As part of its Bold Goal population health strategy, Humana has committed to the development and scaling of key community programs that can improve both clinical and social health outcomes among its members and their families. With an initial focus on FFR, Humana and Quantified Ventures are committed to working with community-based organizations (CBOs) to bring innovative financing solutions to strengthen our social safety net for vulnerable populations. This includes direct investment, the development of value-based contracting arrangements, and the structuring of robust, accountable, and sustained financing arrangements that deliver the capital needed to address critical population health challenges in priority Humana markets.

“This is the time for smart, bold solutions that strengthen our social safety net. With strong partners like Volunteers of America and Quantified Ventures, we’re able to extend our impact into the communities we serve, better enabling us to address the holistic needs of our members and their families,” said Dr. Will Shrank, Humana’s Chief Medical & Government Affairs Officer.

COVID-19 has severely strained a social safety net that already struggled to meet demand. It also has revealed the financial vulnerability of many CBOs, which often operate on razor-thin margins and rely on support from a patchwork of grants, donations, and government contracts that rarely cover actual program costs. This lack of adequate and flexible capital impedes service expansion and long-term sustainability. By expanding VOA’s capacity to engage in value-based purchasing arrangements and achieve consistent revenue streams, Humana and Quantified Ventures will support FFR program stability, planning, and growth.

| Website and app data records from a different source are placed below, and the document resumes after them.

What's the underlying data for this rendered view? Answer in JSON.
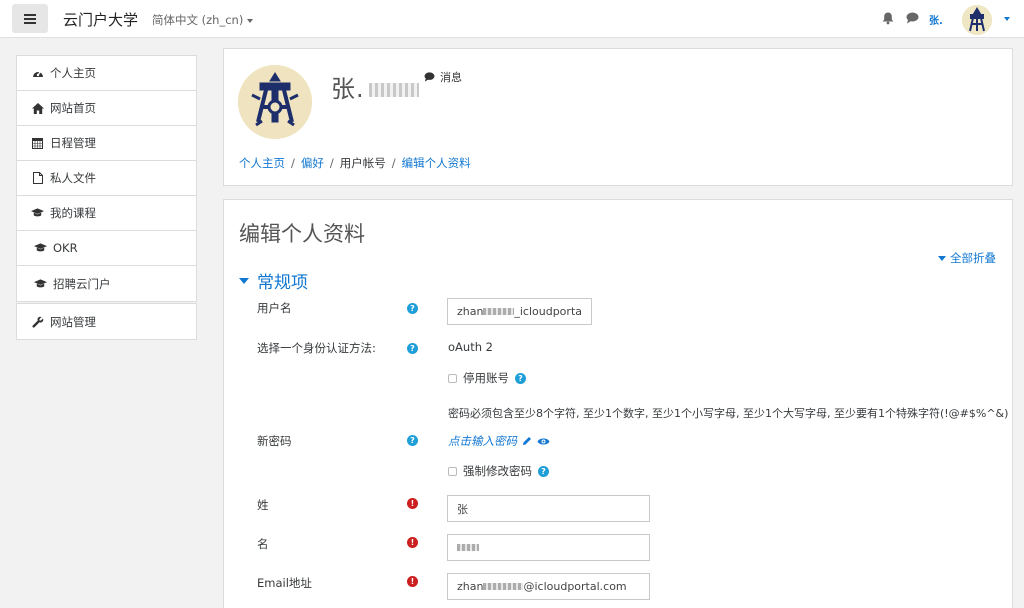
{
  "navbar": {
    "menu_icon": "hamburger-icon",
    "site_name": "云门户大学",
    "language": "简体中文 (zh_cn)",
    "user_short": "张.",
    "icons": [
      "bell-icon",
      "chat-icon"
    ]
  },
  "sidebar": {
    "group1": [
      {
        "icon": "dashboard-icon",
        "label": "个人主页"
      },
      {
        "icon": "home-icon",
        "label": "网站首页"
      },
      {
        "icon": "calendar-icon",
        "label": "日程管理"
      },
      {
        "icon": "file-icon",
        "label": "私人文件"
      },
      {
        "icon": "graduation-cap-icon",
        "label": "我的课程"
      },
      {
        "icon": "graduation-cap-icon",
        "label": "OKR"
      },
      {
        "icon": "graduation-cap-icon",
        "label": "招聘云门户"
      }
    ],
    "group2": [
      {
        "icon": "wrench-icon",
        "label": "网站管理"
      }
    ]
  },
  "profile": {
    "name": "张.",
    "message_label": "消息",
    "breadcrumb": [
      "个人主页",
      "偏好",
      "用户帐号",
      "编辑个人资料"
    ]
  },
  "form": {
    "title": "编辑个人资料",
    "collapse_all": "全部折叠",
    "section_general": "常规项",
    "username_label": "用户名",
    "username_value": "zhan",
    "username_suffix": "_icloudporta",
    "auth_label": "选择一个身份认证方法:",
    "auth_value": "oAuth 2",
    "suspend_label": "停用账号",
    "password_rule": "密码必须包含至少8个字符, 至少1个数字, 至少1个小写字母, 至少1个大写字母, 至少要有1个特殊字符(!@#$%^&)",
    "new_password_label": "新密码",
    "click_to_enter": "点击输入密码",
    "force_change_label": "强制修改密码",
    "surname_label": "姓",
    "surname_value": "张",
    "firstname_label": "名",
    "email_label": "Email地址",
    "email_prefix": "zhan",
    "email_suffix": "@icloudportal.com"
  },
  "colors": {
    "accent": "#1177d1",
    "help": "#1e9fd8",
    "required": "#cc1f1f"
  }
}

“Humana is boldly stepping in to engage as a sustainability partner to CBOs that – now more than ever – are critical to restoring wellbeing and health in their communities. This is exactly the type of corporate leadership and flexible capital our communities need right now to solve big challenges,” said Eric Letsinger, CEO of Quantified Ventures. “We are thrilled to be deepening our partnership with Humana and look forward to continuing our work with innovative CBOs like Volunteers of America.”

In partnership, Humana and Quantified Ventures will:

  • Create a dedicated FFR Fund, a first-of-its-kind vehicle designed to deliver high-impact health outcomes for pregnant mothers in priority states. This fund is designed to encourage further investment to drive towards scale.
  • Structure payment models between Humana and partner CBOs that enable efficient and predictable scaling of priority community-based programs, starting with FFR.
  • Generate model programs and outcomes data to inform policies that seek to shift the balance of medical spending toward human services that address social determinants of health to improve population health and wellbeing.
  • Deliver meaningful improvements in health and wellbeing to the thousands of individuals receiving services to combat substance use disorder and other health-related social needs.